Most of us make to-do lists to keep track of all the things we need to tackle around the house, to keep our families running and to stay on top of tasks at work.
But those lists can get unwieldy. If you often find it hard to check everything off your list despite the best of intentions, welcome to the club.
Ayelet Fishbach, professor at the University of Chicago’s Booth School of Business, has been studying the science of motivation for her entire career, and she knows just what it takes to achieve more.
Fishbach is the past president of the Society for the Science of Motivation, and in her debut book, “Get It Done: Surprising Lessons From the Science of Motivation,” Fishbach provides a framework grounded in decades of research that can help you finally get through your weekly to-do lists.
This interview has been edited for length and clarity.
Katy Milkman: Are to-do lists actually useful?
Ayelet Fishbach: To-do lists are useful when they help you offload the mental effort of memorizing your list and negotiating priorities. Also, they’re useful whenever completing one item motivates you to attend to the next one, therefore escalating motivation.
These lists are less useful when they cost you your flexibility. You might pursue some activities only because they’re on the list, even though they’re low priority and completing them won’t make you happy.
In his research, University of Virginia professor Leidy Klotz has found that it’s often more important to subtract, that is remove items from your list, than add new ones. Your weekend might be more restful if you skipped the zoo or the mall.
Milkman: If I have a handful of big goals to accomplish each week around the house, what’s the best tip you can offer me for getting them done
Fishbach: Consider my four-ingredient recipe:
- Set the goal right. You want to set goals that are intrinsically motivating. An approach or “do” goal is better than an avoidance or “do not” goal. “Attend a morning Pilates class” is better than “don’t oversleep.”
- Monitor progress and switch your focus in the middle of your to-do list. Look back at how much you’ve accomplished up to the midpoint and look ahead at what you still need to do beyond the midpoint.
- Your goals should balance — rather than undermine — each other. Any specific goal should fit with everything else you set to do. If you plan to eat more healthily, cross out that trip to the ice-cream shop.
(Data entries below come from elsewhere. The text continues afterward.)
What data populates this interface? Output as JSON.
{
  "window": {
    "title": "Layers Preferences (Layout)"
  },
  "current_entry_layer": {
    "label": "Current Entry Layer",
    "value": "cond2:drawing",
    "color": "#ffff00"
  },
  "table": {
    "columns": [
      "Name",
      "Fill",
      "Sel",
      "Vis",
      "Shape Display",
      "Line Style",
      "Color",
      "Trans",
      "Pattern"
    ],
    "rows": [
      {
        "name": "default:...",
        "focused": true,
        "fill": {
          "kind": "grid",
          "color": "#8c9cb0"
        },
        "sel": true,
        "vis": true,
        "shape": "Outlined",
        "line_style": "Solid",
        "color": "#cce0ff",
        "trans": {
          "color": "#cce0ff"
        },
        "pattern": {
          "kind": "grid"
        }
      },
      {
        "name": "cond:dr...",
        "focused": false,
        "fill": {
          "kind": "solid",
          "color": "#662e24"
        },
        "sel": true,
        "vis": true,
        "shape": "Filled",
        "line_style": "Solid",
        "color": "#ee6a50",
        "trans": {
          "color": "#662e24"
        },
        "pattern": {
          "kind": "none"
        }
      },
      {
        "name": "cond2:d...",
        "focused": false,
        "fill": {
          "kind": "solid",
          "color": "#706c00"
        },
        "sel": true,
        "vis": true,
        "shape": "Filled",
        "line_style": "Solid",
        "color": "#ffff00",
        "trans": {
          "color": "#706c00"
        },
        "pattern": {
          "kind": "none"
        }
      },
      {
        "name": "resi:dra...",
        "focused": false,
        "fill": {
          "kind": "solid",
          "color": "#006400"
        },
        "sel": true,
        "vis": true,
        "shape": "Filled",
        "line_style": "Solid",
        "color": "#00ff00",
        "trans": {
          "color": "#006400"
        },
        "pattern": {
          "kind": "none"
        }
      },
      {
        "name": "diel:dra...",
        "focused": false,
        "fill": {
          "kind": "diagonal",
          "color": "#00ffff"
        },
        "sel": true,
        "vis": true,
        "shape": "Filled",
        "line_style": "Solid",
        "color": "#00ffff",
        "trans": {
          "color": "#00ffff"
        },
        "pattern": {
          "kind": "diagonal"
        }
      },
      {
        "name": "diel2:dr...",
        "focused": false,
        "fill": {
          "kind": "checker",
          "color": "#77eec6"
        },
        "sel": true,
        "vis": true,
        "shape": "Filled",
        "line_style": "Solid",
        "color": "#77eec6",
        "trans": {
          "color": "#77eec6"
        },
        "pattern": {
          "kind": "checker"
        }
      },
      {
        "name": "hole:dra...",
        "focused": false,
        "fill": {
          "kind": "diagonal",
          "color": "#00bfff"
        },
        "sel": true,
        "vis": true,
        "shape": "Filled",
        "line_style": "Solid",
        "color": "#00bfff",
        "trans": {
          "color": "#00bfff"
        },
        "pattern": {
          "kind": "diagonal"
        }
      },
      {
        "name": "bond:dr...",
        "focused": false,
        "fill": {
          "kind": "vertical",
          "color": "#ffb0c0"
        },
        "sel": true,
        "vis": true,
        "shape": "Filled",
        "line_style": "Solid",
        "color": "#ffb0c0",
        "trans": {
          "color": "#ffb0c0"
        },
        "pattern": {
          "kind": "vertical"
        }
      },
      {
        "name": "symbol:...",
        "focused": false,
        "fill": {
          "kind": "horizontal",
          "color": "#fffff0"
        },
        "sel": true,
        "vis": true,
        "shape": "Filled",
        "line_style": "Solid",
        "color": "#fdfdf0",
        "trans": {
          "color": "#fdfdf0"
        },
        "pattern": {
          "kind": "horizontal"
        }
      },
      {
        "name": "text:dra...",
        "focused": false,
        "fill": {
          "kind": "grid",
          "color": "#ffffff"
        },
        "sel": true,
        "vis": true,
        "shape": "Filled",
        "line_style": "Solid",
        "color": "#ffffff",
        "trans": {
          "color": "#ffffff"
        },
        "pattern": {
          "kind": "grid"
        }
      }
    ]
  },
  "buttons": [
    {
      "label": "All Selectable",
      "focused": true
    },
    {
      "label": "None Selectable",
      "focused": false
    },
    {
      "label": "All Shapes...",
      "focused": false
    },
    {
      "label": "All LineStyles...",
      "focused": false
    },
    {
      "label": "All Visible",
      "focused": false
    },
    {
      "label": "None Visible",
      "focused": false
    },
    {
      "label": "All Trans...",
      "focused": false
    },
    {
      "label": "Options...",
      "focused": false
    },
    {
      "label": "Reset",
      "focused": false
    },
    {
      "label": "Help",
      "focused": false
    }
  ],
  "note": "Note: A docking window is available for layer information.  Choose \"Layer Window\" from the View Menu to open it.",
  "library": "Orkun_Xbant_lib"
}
- Seek social support. You should have people around you who want you to succeed and might give you a hand when you need the extra help.